"""

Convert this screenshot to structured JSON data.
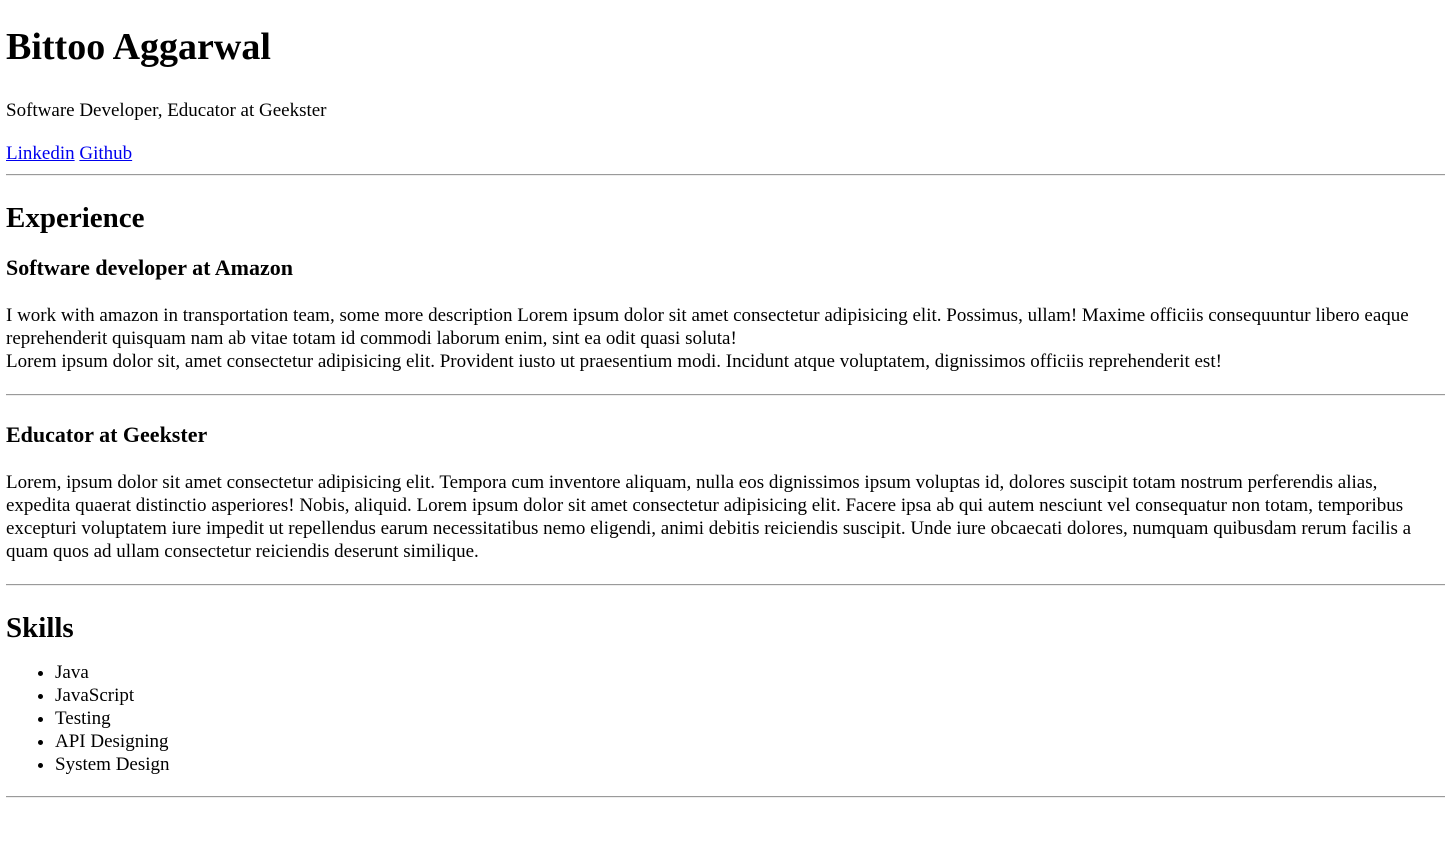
{
  "profile": {
    "name": "Bittoo Aggarwal",
    "subtitle": "Software Developer, Educator at Geekster",
    "links": [
      {
        "label": "Linkedin"
      },
      {
        "label": "Github"
      }
    ]
  },
  "experience": {
    "heading": "Experience",
    "jobs": [
      {
        "title": "Software developer at Amazon",
        "description_line1": "I work with amazon in transportation team, some more description Lorem ipsum dolor sit amet consectetur adipisicing elit. Possimus, ullam! Maxime officiis consequuntur libero eaque reprehenderit quisquam nam ab vitae totam id commodi laborum enim, sint ea odit quasi soluta!",
        "description_line2": "Lorem ipsum dolor sit, amet consectetur adipisicing elit. Provident iusto ut praesentium modi. Incidunt atque voluptatem, dignissimos officiis reprehenderit est!"
      },
      {
        "title": "Educator at Geekster",
        "description": "Lorem, ipsum dolor sit amet consectetur adipisicing elit. Tempora cum inventore aliquam, nulla eos dignissimos ipsum voluptas id, dolores suscipit totam nostrum perferendis alias, expedita quaerat distinctio asperiores! Nobis, aliquid. Lorem ipsum dolor sit amet consectetur adipisicing elit. Facere ipsa ab qui autem nesciunt vel consequatur non totam, temporibus excepturi voluptatem iure impedit ut repellendus earum necessitatibus nemo eligendi, animi debitis reiciendis suscipit. Unde iure obcaecati dolores, numquam quibusdam rerum facilis a quam quos ad ullam consectetur reiciendis deserunt similique."
      }
    ]
  },
  "skills": {
    "heading": "Skills",
    "items": [
      "Java",
      "JavaScript",
      "Testing",
      "API Designing",
      "System Design"
    ]
  },
  "colors": {
    "link": "#0000ee",
    "text": "#000000",
    "divider": "#9a9a9a"
  }
}
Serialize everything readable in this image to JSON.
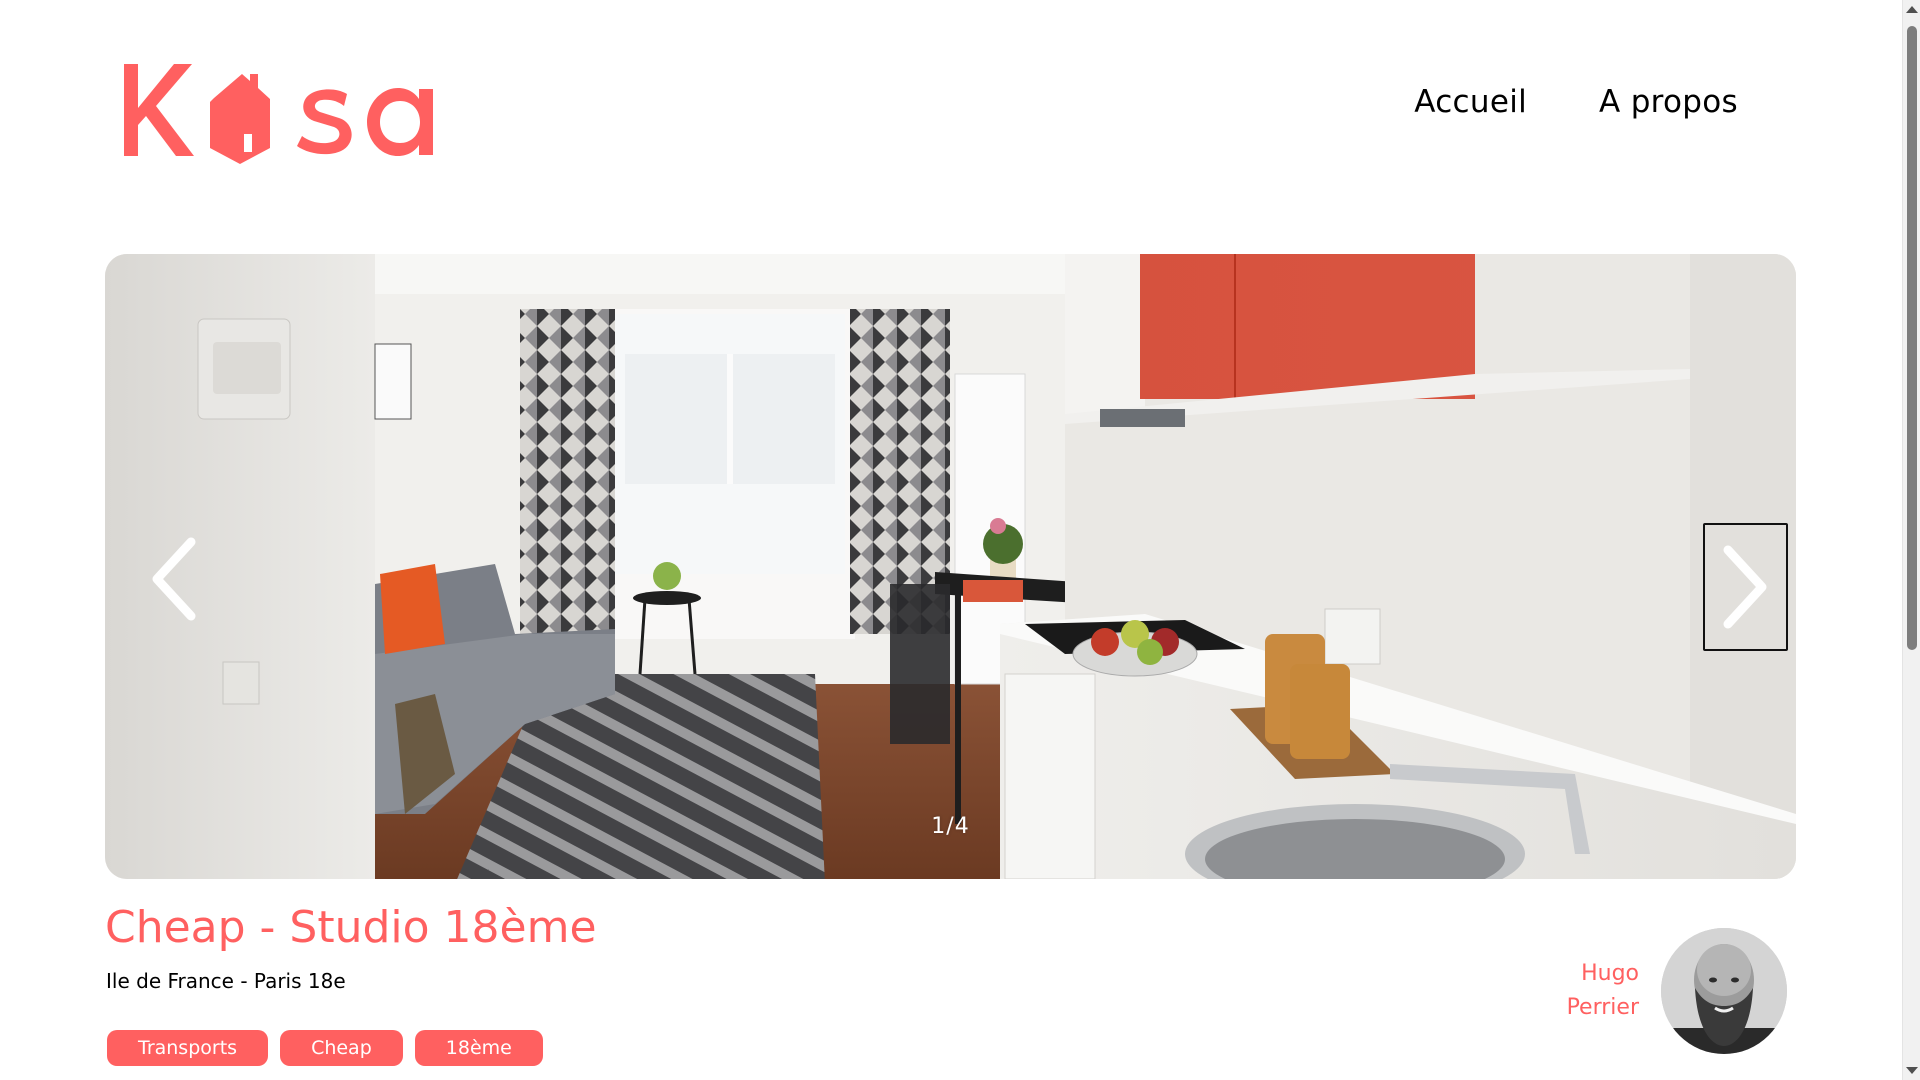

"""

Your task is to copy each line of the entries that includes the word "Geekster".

    "subtitle": "Software Developer, Educator at Geekster",
        "title": "Educator at Geekster",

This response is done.